If only 22 damaged stretches of the current drain line need as much as Rs. 3000 crores, we can be excused for inferring that the damage is serious and that major expansion and renovation cannot brook delay. The work calls for large investment and could be quite invasive of public convenience. Fund availability is reported to be the problem. Funding through multi-lateral agencies and/or through issue of bonds are within reach and, therefore, it is political will and cooperation among succeeding political dispositions of government that is the problem.
Unlike the old times when open soil was of a much higher proportion to paved areas in the city, today the emergence of large buildings and paved areas leaves very little surface area for flood water to seep down, causing it to swell above. Fortunately, in Chennai there are still large open areas to allow rainwater to percolate into the soil. However, indiscriminate constructions and settlements, sometimes with official connivance, in areas covered by lake, ponds and river-sides create artificial flooding. Stormwater management ponds are recommended to be artificially created in cities as a flood control measure. We have abandoned even our natural stormwater ponds.
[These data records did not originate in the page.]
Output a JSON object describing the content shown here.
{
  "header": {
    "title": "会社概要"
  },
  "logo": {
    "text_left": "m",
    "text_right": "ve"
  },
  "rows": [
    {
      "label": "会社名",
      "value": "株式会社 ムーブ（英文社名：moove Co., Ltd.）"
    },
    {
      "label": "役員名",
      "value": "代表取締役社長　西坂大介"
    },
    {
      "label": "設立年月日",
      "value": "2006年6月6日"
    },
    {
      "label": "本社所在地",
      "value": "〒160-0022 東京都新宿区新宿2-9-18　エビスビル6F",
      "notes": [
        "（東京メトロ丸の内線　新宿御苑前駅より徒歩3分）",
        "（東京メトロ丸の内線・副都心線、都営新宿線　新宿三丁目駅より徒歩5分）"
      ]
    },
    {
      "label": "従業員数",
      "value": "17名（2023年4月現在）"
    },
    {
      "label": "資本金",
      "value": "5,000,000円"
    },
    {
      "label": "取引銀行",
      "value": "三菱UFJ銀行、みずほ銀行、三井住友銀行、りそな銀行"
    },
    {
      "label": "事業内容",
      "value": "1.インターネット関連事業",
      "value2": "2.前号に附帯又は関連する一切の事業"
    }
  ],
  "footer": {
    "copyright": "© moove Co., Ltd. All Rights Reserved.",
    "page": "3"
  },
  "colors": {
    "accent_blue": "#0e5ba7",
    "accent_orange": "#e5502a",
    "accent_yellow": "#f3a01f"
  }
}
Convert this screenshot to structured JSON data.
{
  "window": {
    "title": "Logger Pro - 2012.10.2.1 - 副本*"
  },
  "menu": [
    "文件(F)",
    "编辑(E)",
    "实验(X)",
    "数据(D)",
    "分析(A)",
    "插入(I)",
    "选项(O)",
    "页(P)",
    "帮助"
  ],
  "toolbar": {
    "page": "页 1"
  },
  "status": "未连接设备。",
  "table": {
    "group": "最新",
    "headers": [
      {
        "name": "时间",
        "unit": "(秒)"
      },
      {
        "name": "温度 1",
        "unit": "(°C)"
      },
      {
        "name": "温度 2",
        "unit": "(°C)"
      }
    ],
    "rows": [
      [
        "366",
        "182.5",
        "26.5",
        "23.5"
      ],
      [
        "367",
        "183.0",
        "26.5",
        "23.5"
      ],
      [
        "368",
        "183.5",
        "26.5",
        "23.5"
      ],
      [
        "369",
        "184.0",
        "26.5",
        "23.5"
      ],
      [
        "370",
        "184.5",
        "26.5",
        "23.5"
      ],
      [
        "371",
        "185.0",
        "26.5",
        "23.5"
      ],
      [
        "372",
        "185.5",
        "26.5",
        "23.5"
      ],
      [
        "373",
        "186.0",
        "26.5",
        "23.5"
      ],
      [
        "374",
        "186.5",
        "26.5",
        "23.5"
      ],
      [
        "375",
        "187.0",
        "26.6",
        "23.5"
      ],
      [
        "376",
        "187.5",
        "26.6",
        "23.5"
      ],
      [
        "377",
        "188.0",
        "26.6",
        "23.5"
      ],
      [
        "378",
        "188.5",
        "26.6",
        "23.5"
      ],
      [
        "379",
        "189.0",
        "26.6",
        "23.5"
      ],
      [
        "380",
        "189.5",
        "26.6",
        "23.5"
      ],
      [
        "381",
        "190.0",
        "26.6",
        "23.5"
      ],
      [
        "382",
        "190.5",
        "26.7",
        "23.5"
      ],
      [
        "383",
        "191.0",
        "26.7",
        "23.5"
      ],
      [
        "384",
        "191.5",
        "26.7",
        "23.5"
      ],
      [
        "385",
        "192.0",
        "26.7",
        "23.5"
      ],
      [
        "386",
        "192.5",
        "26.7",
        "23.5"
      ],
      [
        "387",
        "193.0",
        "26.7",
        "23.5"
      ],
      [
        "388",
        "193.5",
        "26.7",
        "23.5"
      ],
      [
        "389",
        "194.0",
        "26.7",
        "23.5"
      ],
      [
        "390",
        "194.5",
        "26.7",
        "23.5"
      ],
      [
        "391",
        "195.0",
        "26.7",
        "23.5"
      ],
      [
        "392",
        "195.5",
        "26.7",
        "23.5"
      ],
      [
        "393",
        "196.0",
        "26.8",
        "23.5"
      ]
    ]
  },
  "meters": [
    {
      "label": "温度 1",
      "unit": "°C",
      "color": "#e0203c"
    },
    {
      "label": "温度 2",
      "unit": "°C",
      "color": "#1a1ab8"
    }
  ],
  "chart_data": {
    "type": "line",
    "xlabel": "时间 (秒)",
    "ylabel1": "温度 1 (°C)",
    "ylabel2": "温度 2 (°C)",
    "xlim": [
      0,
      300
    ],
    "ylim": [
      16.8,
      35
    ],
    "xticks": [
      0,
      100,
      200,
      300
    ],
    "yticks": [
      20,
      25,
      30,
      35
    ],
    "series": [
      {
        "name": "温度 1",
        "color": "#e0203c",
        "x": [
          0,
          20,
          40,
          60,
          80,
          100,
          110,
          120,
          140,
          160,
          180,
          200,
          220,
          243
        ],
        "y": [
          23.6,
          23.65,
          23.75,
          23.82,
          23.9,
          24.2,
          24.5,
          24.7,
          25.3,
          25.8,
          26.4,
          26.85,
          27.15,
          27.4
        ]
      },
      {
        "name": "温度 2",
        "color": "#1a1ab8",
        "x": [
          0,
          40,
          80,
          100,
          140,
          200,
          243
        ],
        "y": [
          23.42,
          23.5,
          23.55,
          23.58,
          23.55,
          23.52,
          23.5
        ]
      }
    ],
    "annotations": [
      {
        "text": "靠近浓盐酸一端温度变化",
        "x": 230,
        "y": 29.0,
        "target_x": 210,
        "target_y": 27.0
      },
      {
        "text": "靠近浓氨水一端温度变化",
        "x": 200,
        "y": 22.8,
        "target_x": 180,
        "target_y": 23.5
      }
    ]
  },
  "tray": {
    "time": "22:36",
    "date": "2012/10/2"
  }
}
Settlements occupying water-holding areas must be reversed and the original water-containing bodies restored with proper dredging.
A holistic and systemic approach is needed to control flood situations. It is not just the extent of drain network and coverage that is critical but also the strategic location of collection points and identification of canals and rivers as outlets into the sea or to other natural water bodies or artificially created stormwater management ponds. The outlet canals and rivers may need large scale desilting to be able to convey the stormwater into the sea. Several methods are used in cities elsewhere in the world, to cope with large downpour. Simple, cost-effective practices have been adopted to reduce the load on the drain system. Open areas and rain gardens allow stormwater to seep directly into the earth. Permeable pavements in driveways, parking lots and pedestrian walks allow stormwater to infiltrate into the ground. Stormwater pipelines are designed “to be leaky” to support groundwater recharge. Infiltration chambers within the system enable buried pipes to hold back stormwater and release it into the ground. All this calls for seeking knowledge on how similar problems are solved in advanced countries through technology and innovative practices.
A basic question remains. If 800 km of stormwater drain was meant for a population of about 5,00,000 including allowance for a growing population and expanding city over a future 20-30 years, how is 1894 km enough for a population of 9,00,000 spread today over 426 square km and not overlooking future growth? In 2010-11, the Ministry of Urban Development surveyed stormwater drains in the country and found average coverage was below 50 per cent – a level, according to the Ministry, that called for “immediate action for improvement”. Revamping the stormwater drains in Chennai could be a major undertaking, stretching over more than a single electoral term. This task should be tackled at the earliest by successive governments rising above political differences.